When we first became aware of an app that let children play plastic surgeon by performing virtual operations on the faces and bodies of Barbie-like avatars, we were, in a word, shocked. So was the women's rights group, the Everyday Sexism project, who took it upon themselves to publicly criticize iTunes via Twitter for giving the app a platform.
To its credit, iTunes agreed that "Plastic Surgery & Plastic Doctor & Plastic Hospital Office for Barbie version" (as the app was so fetchingly called) violated its guidelines, and has since removed the app, but only after 4,000 people retweeted Everyday Sexism's original tweet-slash-complaint.
What got the folks behind Everyday Sexism so irate? For starters, try the app's description: "This unfortunate girl has so much extra weight that no diet can help her. In our clinic, she can go through a surgery called liposuction that will make her slim and beautiful. We’ll need to make small cuts on problem areas and suck out the extra fat. Will you operate her, doctor?" Yikes. That sounds more like the plot summary of a Japanese body mutilation film than an app for kids and tweens. And yet, it was aimed at children aged nine and above due to its "infrequent/mild realistic violence".
Some of the regrettable options offered by the app included the ability to make incisions into the avatar's skin to alter their appearance, or to give said avatar a local anesthetic before the incision is made. Thanks to the already impossible beauty standards set forth by a predominantly plastic Hollywood, children already put a lot of pressure on themselves to look a certain way, and plastic surgery is increasingly common among young people.
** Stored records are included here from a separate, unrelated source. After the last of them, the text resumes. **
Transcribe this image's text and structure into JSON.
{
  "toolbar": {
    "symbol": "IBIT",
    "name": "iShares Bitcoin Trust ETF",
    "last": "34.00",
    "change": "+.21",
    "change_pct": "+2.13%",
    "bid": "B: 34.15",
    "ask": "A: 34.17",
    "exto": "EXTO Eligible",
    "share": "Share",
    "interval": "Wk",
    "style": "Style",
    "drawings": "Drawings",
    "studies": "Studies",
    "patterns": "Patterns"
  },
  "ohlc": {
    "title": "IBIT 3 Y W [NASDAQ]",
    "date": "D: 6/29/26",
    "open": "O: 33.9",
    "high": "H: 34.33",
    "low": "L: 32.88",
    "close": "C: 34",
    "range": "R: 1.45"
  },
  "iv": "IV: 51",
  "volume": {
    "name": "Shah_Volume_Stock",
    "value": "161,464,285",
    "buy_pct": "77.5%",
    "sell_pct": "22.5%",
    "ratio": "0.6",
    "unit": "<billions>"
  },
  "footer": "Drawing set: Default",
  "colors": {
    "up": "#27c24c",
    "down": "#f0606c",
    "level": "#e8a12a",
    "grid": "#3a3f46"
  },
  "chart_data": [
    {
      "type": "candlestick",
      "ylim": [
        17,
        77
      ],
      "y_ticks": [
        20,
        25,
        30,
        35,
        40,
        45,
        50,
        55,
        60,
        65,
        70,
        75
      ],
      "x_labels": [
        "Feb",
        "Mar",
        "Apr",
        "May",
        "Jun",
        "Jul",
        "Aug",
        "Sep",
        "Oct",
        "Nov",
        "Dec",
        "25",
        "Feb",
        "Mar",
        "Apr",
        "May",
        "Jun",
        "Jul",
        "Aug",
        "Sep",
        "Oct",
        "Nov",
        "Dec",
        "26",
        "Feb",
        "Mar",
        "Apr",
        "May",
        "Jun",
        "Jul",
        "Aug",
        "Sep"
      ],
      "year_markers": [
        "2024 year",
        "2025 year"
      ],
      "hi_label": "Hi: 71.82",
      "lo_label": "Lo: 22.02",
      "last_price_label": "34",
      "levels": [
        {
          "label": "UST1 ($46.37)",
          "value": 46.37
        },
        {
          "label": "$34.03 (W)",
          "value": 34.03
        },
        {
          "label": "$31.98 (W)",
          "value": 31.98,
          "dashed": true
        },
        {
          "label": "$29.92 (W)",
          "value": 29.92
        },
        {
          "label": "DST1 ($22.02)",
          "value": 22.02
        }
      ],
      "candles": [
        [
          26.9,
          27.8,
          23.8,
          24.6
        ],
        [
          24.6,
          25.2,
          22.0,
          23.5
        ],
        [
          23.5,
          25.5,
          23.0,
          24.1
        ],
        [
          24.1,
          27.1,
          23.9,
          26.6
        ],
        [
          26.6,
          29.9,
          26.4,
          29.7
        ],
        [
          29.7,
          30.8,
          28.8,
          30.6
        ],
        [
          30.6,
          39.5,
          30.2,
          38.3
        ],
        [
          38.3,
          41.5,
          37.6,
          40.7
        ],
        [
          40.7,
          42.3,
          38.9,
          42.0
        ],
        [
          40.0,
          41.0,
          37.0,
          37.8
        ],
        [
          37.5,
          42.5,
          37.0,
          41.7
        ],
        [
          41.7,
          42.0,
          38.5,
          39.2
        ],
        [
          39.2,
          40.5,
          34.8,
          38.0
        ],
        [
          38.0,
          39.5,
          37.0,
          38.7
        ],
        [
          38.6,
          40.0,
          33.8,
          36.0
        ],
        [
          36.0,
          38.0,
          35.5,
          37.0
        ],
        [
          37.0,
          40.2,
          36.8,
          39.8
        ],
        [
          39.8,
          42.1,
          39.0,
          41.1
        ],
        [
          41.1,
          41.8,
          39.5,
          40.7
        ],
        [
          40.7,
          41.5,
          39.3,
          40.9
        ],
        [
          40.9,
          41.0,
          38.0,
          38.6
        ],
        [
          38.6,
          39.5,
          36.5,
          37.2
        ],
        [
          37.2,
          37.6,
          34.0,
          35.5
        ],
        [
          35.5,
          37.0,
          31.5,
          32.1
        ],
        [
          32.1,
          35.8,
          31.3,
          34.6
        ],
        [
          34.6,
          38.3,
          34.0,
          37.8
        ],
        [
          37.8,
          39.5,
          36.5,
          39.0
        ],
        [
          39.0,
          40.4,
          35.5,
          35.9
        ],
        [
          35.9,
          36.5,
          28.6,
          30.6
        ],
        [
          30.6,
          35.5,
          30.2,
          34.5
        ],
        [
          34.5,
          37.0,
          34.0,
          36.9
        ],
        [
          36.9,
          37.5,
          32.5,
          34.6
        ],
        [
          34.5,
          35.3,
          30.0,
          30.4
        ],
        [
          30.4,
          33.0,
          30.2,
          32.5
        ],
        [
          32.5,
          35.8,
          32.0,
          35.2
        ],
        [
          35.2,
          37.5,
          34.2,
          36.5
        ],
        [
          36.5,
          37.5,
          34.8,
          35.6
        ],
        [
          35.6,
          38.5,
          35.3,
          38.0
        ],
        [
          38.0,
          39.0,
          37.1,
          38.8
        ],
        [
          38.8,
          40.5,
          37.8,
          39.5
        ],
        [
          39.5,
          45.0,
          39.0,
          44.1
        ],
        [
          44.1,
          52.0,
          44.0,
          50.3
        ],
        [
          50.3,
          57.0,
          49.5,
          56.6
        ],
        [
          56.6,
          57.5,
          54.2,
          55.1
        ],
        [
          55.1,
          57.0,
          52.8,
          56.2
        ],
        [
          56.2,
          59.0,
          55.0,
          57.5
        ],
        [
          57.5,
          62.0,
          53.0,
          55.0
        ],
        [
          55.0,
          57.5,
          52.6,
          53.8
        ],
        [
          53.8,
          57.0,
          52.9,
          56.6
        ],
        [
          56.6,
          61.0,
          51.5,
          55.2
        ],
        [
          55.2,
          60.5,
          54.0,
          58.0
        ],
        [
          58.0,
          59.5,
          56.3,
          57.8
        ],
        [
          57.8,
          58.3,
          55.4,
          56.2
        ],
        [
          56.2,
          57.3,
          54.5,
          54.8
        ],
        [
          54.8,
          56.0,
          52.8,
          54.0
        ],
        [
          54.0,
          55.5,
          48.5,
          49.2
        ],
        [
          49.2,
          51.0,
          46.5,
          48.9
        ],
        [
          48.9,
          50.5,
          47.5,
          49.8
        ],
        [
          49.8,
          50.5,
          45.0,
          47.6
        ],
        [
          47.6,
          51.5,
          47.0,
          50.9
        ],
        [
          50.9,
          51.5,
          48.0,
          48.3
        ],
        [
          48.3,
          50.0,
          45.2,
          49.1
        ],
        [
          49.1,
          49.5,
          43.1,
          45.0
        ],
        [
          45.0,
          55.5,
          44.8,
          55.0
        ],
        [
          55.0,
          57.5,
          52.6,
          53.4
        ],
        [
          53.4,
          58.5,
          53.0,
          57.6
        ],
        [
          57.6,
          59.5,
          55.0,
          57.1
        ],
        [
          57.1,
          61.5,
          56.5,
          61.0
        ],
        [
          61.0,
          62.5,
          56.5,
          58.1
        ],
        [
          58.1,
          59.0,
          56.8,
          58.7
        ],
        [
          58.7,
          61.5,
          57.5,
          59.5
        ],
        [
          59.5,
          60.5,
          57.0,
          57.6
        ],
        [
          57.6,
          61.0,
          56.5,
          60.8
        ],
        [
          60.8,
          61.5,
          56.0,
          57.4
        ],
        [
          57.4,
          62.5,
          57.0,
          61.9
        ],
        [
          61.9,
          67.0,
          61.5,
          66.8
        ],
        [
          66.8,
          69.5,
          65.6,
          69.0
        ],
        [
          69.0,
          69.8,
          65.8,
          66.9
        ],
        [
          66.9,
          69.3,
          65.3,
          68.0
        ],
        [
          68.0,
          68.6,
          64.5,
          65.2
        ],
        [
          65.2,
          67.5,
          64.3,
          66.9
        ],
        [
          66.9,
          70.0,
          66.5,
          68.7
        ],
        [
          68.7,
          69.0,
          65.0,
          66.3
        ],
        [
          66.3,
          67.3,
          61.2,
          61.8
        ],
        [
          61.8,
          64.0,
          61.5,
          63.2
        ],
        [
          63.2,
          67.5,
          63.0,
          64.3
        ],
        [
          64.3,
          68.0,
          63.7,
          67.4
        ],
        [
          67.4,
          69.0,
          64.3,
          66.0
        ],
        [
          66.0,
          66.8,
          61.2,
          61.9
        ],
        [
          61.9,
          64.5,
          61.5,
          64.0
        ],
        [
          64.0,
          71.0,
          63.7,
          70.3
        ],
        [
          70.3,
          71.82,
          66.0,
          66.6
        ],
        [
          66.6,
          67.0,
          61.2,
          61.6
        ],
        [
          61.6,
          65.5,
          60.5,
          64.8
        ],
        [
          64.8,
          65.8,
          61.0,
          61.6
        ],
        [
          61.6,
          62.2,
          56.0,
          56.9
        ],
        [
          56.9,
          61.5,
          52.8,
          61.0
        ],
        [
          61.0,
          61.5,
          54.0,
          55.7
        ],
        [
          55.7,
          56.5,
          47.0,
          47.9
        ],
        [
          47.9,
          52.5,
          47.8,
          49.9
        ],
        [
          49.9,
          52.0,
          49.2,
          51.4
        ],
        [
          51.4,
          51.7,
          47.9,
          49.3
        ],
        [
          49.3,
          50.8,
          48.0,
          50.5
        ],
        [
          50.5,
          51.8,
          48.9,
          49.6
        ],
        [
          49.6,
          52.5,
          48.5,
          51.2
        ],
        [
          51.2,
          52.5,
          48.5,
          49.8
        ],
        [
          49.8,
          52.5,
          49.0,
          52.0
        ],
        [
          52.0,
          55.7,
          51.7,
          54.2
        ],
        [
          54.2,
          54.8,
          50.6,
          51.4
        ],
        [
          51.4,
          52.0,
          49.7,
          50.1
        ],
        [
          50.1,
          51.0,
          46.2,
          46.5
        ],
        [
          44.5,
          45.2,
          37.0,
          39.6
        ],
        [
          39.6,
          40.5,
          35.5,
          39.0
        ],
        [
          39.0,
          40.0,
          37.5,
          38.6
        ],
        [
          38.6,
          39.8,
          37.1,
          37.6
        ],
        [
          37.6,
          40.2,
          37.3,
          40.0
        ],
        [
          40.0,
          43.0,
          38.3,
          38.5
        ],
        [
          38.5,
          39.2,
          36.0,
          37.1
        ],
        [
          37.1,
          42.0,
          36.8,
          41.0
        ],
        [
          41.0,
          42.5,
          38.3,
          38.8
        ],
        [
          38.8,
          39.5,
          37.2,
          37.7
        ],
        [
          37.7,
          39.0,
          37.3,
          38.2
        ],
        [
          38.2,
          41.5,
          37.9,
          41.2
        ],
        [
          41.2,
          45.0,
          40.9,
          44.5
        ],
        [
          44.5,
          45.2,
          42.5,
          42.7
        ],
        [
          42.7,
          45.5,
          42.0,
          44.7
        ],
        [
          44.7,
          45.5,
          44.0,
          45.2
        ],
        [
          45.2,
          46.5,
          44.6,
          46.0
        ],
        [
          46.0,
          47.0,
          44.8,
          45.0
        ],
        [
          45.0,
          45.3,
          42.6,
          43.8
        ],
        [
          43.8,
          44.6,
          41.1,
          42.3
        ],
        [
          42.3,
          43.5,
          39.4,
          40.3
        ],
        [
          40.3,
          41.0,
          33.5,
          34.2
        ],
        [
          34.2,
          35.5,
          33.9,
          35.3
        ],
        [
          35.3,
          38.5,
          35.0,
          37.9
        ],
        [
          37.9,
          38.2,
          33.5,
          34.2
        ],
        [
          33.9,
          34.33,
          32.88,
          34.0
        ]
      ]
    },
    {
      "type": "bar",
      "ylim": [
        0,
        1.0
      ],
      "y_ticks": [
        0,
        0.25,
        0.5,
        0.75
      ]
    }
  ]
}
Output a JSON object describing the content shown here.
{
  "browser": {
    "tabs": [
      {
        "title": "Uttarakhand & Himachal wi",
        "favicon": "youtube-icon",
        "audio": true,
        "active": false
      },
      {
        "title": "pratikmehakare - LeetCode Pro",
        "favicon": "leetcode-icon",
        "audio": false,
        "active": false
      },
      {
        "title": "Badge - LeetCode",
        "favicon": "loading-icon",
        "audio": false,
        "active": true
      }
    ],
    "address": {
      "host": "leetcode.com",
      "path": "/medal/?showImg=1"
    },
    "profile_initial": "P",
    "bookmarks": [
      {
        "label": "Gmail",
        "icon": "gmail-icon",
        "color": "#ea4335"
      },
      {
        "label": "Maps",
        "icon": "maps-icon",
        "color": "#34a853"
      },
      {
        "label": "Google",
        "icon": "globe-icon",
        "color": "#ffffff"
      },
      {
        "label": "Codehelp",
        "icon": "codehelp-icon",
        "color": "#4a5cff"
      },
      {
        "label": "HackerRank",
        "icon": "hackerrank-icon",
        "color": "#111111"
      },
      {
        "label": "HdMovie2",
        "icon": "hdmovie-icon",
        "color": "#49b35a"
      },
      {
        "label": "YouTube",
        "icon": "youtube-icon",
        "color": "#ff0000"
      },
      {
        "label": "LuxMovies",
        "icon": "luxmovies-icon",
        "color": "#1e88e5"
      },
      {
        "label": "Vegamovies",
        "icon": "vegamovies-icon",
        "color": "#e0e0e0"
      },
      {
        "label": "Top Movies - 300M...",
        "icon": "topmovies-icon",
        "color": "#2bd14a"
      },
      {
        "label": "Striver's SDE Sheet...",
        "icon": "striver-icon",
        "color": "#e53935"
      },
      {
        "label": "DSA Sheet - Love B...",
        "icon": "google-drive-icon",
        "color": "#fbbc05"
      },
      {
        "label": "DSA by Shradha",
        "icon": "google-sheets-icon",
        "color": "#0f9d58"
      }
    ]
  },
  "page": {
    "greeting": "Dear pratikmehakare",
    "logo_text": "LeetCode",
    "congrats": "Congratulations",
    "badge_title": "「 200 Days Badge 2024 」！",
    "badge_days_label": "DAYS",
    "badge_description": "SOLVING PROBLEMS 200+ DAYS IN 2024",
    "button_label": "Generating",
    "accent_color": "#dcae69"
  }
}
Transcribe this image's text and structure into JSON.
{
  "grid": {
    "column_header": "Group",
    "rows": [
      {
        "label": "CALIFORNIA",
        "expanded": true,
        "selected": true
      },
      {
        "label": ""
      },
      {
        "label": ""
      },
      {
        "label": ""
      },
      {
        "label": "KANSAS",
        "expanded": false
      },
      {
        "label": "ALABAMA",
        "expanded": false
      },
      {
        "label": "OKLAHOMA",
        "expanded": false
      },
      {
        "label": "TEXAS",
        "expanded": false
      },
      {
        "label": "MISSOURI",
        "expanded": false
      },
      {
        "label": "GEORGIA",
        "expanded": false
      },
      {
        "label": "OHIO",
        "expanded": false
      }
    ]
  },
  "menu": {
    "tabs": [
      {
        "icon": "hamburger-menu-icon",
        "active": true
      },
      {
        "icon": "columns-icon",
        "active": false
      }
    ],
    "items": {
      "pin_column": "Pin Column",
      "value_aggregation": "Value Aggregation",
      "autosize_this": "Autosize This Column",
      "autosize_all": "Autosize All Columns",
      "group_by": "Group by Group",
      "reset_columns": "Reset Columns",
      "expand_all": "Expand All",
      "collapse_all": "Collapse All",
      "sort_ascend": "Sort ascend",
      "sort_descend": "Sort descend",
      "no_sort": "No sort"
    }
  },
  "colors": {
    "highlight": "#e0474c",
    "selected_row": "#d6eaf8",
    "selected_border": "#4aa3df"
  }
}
Shame on iTunes for letting this slip by in the first place. As if the umpteenth iteration of Candy Crush wasn't bad enough. (The Gloss)